In an intolerant world, rational dialogue gives way to argument by insult. As Greg Koukl notes, "Most of what passes for tolerance today is not tolerance at all, but rather intellectual cowardice. Those who hide behind the myth of neutrality are often afraid of intelligent engagement. Unwilling to be challenged by alternate points of view, they don't engage contrary opinions or even consider them. It's easier to hurl an insult-'you intolerant bigot'-than to confront the idea and either refute it or be changed by it. 'Tolerance' has become intolerance." When thoughtful principled arguments can be refuted by insults or speculation about hidden motives (a hermeneutic of suspicion), rational discourse breaks down. True Tolerance is the next victim, as the enlightened few seek to impose their own version of "tolerance" on the "intolerant."

It is my hope that by presenting these resources on the subject of tolerance, that in times like this where the word 'tolerance' is so heavily used, but seem in such short supply, that we could all step back and rethink what True Tolerance is really about.

If you have comments, issues, or concerns, please email me directly: michaelh@ductape.net



Code of Ethics for Christian Witness

InterVarsity Christian Fellowship's "Code of Ethics for Christian Witness"

As Christians called by the Living God, we seek first of all to honor Him and His ethical standards in all of our private and public lives, including our efforts to persuade others to believe the good news about Jesus Christ.

As Christian evangelists, we seek to follow the mandate, motives, message, and model of our God who is always pursuing and reclaiming those who are lost in sin and rebellion against Him.

We believe all people are created in God's image and therefore endowed with the capacity to be in relationship with their Creator and Redeemer. We disavow any effort to influence people that de-personalize or deprive them of their inherent value as persons.

Respecting the value of persons, we believe all people worthy of hearing the gospel of this loving Lord Jesus Christ. We equally affirm the inalienable right of every person to survey other opinions and convert to or choose a different belief system.

We believe in the gospel of Jesus Christ, and affirm the role and goal of the Christian evangelist. However, we do not believe that this justifies any means to fulfill that end. Hence, we disavow the use of any coercive techniques or manipulative appeals which bypass a person's critical faculties, play on psychological weaknesses, undermine relationship with family or religious institutions, or mask the true nature of Christian conversion.

While respecting the individual integrity, intellectual honesty, and academic freedom of all other believers and skeptics, we seek to proclaim Christ openly. We reveal our own identity and purpose, our theological positions and sources of information and will not be intentionally misleading. Respect for human integrity means no false advertising, no personal aggrandizement from successfully persuading others to follow Jesus, and no overly emotional appeals which minimize reason and evidence.

As Christian evangelists, we seek to embrace people of other religious persuasions in true dialogue.
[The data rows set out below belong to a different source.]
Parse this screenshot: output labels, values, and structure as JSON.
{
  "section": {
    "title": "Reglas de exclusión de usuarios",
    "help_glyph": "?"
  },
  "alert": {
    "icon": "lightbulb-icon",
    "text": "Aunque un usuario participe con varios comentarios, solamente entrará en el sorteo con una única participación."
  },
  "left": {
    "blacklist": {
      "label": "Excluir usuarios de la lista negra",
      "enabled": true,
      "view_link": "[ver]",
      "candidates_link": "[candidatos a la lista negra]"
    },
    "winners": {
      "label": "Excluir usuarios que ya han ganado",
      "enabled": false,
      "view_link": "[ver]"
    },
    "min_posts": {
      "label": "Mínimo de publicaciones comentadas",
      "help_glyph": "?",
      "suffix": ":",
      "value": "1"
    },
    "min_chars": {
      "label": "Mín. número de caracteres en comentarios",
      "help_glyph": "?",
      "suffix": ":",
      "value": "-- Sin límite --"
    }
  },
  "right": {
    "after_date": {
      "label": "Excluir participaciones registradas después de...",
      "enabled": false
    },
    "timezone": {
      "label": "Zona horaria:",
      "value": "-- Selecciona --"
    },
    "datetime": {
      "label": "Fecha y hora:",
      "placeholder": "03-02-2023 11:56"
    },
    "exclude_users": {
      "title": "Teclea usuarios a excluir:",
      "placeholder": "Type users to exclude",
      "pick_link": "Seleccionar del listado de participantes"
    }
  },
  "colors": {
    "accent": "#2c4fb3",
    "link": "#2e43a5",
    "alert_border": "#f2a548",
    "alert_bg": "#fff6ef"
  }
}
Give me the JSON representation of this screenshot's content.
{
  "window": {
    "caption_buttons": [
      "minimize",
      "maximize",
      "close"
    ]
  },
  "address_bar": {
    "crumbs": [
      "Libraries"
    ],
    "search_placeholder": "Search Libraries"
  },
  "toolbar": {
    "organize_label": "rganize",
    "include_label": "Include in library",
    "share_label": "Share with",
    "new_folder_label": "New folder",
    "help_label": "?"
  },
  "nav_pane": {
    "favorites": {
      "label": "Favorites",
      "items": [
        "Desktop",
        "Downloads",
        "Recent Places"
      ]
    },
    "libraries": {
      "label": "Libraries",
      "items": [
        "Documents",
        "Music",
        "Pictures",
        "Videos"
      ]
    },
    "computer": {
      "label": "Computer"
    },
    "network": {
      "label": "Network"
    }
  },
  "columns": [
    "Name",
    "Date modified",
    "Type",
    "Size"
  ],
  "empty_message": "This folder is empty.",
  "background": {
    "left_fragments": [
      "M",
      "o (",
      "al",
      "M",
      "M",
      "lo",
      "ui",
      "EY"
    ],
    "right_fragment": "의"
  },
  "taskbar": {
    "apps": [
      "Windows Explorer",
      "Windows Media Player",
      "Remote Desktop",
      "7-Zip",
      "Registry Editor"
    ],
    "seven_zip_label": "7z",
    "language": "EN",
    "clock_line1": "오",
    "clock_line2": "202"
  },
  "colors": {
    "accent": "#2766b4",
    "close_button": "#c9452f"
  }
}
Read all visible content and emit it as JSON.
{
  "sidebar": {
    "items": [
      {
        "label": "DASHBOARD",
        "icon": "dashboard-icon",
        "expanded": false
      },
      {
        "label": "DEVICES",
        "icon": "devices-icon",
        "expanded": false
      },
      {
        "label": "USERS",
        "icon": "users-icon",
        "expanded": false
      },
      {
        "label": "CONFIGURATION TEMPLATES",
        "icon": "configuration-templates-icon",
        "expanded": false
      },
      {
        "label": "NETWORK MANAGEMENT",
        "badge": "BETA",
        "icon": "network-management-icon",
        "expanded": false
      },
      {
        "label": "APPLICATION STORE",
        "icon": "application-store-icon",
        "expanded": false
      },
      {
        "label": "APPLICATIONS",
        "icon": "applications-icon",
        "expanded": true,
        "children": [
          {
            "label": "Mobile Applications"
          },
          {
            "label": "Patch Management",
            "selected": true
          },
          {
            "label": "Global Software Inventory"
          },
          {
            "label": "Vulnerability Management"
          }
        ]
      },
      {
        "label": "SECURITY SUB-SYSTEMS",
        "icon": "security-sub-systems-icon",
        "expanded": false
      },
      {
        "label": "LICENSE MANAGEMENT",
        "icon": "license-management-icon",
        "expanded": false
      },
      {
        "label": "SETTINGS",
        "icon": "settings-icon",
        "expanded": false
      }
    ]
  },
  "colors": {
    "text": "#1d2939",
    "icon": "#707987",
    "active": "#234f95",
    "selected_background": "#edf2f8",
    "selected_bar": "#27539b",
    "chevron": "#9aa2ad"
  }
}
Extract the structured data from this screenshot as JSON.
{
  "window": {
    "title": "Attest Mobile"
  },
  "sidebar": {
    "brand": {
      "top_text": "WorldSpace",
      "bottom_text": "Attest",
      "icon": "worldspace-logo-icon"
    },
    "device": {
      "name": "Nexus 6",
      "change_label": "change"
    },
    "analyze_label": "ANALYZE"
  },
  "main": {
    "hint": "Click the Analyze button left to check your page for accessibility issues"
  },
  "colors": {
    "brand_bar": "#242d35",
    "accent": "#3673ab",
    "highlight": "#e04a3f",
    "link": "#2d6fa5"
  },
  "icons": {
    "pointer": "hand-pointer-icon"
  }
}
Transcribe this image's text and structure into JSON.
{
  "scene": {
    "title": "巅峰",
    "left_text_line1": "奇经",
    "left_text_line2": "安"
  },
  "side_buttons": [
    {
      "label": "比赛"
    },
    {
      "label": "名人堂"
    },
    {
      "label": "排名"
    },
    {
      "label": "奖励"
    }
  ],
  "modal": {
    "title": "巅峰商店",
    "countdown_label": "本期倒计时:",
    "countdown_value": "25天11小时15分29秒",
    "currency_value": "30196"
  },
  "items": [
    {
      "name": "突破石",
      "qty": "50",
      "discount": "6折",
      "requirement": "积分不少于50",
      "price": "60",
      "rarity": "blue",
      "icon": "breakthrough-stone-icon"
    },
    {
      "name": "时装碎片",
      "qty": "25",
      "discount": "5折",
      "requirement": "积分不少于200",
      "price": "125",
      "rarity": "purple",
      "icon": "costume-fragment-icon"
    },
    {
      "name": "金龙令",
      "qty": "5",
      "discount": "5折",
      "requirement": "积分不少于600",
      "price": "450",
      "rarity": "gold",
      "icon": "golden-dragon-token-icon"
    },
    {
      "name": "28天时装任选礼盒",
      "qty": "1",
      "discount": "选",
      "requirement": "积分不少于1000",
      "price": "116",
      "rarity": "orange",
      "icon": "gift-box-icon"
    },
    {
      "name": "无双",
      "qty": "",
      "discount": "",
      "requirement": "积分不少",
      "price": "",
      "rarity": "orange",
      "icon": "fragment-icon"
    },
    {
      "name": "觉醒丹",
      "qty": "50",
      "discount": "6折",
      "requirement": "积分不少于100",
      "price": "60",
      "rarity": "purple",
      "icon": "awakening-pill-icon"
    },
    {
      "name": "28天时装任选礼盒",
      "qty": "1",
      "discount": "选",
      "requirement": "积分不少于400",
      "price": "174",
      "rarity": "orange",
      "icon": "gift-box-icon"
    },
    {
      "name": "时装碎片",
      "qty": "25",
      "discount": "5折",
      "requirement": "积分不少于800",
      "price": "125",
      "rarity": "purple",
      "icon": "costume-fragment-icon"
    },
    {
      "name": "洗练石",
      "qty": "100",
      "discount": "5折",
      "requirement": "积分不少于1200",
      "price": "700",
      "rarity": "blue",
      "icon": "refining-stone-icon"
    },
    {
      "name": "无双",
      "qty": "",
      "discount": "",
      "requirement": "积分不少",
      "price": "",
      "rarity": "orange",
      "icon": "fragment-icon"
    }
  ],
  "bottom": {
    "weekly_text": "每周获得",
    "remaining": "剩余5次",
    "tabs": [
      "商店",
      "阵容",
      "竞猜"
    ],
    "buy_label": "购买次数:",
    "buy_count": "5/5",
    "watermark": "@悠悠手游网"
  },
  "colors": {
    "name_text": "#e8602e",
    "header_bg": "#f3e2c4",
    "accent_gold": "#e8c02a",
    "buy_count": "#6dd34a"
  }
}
That is, we acknowledge our common humanity as equally sinful, equally needy, and equally dependent on the grace of God we proclaim. We seek to listen sensitively in order to understand, and thus divest our witness of any stereotypes or fixed formulae which are barriers to true dialogue.

As Christian evangelists, we accept the obligation to admonish one who represents the Christian faith in any manner incompatible with these ethical guidelines.



The virtue of tolerance can come only when tolerance is rightly understood. We are human beings, and we often disagree on many things. True tolerance recognizes the rights of other humans to both have and express their opinion. If we can learn to respect the rights of all human beings to have and express their understanding of reality, whether we agree with them or not, then we will be one step closer to living in a truly tolerant world.